◆ Task goal
Say how many lines in the records contain "total". The reply must consist of the number alone.

◆ Provided entries
↓↓↓
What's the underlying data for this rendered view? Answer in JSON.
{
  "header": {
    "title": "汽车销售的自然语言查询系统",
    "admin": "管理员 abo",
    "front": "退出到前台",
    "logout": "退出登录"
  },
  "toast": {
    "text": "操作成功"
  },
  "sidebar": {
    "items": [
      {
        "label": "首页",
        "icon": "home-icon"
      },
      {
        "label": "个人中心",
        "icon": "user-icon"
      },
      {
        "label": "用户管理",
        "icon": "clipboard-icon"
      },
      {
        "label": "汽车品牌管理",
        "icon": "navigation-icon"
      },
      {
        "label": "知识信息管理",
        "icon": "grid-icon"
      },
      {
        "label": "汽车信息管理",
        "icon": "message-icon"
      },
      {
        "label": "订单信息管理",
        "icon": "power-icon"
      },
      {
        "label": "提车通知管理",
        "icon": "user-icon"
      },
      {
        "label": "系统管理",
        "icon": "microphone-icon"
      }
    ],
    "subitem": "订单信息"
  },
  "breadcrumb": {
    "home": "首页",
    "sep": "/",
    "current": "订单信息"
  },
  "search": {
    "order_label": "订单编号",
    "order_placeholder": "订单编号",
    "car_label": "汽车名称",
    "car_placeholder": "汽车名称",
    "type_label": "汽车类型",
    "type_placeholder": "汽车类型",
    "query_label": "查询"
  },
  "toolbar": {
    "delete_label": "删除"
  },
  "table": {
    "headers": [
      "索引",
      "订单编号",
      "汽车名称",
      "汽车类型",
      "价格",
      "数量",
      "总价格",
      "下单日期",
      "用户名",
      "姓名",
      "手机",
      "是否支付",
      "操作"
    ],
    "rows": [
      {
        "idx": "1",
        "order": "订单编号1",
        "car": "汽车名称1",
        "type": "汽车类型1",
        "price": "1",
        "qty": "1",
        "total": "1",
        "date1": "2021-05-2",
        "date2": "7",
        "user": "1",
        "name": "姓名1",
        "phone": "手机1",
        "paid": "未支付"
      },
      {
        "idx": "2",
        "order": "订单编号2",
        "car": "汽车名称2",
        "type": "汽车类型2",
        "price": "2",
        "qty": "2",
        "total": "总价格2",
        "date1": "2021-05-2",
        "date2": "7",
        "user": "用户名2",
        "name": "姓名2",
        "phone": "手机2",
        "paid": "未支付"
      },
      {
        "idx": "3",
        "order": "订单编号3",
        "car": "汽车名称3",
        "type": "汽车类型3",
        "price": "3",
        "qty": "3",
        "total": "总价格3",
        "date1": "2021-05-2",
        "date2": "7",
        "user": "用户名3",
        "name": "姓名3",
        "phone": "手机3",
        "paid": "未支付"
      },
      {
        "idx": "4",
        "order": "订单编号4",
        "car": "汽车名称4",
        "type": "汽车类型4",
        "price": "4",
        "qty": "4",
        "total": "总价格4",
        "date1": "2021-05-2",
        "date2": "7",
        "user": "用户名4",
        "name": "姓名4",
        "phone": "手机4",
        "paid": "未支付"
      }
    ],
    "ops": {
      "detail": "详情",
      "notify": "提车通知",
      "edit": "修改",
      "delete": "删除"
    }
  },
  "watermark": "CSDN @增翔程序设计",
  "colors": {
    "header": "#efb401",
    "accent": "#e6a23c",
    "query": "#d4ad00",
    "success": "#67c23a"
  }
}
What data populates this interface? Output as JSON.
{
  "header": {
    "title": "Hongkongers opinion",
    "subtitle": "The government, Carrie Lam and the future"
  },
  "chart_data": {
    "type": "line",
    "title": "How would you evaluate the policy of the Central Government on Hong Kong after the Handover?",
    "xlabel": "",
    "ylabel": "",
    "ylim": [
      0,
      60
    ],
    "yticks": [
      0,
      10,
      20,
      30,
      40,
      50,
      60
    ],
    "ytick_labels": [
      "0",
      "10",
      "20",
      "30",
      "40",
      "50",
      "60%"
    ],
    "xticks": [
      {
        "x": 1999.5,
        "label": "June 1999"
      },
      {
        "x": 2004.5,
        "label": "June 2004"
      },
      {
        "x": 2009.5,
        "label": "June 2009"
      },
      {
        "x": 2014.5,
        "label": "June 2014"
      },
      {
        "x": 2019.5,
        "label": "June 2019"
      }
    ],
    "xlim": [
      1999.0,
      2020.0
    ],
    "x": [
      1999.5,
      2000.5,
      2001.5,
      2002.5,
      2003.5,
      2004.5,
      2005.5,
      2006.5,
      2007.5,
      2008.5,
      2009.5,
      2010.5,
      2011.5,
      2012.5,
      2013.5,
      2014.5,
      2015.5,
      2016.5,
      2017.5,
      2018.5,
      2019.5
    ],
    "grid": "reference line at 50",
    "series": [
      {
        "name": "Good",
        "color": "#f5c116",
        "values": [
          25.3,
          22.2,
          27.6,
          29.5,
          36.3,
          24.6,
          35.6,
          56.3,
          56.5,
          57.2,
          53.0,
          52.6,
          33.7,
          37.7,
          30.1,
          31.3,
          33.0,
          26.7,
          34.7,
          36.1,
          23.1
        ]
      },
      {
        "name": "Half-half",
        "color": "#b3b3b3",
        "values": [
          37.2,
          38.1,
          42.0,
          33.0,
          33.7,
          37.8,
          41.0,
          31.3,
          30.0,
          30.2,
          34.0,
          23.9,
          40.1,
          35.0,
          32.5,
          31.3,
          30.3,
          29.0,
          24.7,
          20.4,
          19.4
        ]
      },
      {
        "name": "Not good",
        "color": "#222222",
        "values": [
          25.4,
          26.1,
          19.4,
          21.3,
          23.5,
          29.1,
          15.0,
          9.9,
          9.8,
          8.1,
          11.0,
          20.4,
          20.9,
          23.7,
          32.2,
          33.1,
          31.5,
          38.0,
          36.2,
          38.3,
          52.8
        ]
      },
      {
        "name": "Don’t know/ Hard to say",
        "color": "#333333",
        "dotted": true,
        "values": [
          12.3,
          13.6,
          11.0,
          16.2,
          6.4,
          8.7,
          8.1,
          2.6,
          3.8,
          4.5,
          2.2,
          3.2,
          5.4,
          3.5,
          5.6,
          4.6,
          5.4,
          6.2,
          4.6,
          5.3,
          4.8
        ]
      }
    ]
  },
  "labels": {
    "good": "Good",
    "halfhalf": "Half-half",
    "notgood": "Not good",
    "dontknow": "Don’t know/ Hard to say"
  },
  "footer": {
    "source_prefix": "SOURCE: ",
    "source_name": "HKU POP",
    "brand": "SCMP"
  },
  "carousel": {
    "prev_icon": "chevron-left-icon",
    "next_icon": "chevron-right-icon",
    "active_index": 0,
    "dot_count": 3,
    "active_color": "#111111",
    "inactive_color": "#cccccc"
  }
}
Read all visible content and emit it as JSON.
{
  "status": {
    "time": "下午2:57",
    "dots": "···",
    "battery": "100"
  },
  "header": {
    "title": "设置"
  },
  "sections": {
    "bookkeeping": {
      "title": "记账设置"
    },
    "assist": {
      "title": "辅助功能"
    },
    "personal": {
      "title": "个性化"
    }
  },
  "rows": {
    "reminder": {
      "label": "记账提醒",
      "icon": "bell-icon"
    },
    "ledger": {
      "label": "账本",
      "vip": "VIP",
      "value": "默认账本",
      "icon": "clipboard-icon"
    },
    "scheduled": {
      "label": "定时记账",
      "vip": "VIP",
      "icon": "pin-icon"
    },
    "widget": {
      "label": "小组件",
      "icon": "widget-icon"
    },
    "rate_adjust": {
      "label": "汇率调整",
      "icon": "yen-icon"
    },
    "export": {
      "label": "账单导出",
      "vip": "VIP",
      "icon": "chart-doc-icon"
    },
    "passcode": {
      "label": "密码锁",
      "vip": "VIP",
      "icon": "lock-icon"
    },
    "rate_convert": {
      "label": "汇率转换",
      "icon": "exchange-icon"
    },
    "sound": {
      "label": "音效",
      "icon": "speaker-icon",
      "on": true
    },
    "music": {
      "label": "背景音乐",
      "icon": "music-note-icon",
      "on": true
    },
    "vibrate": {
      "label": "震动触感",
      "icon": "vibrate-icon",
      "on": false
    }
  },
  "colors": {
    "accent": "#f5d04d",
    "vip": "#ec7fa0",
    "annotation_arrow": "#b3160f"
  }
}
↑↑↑
◆ Written response
4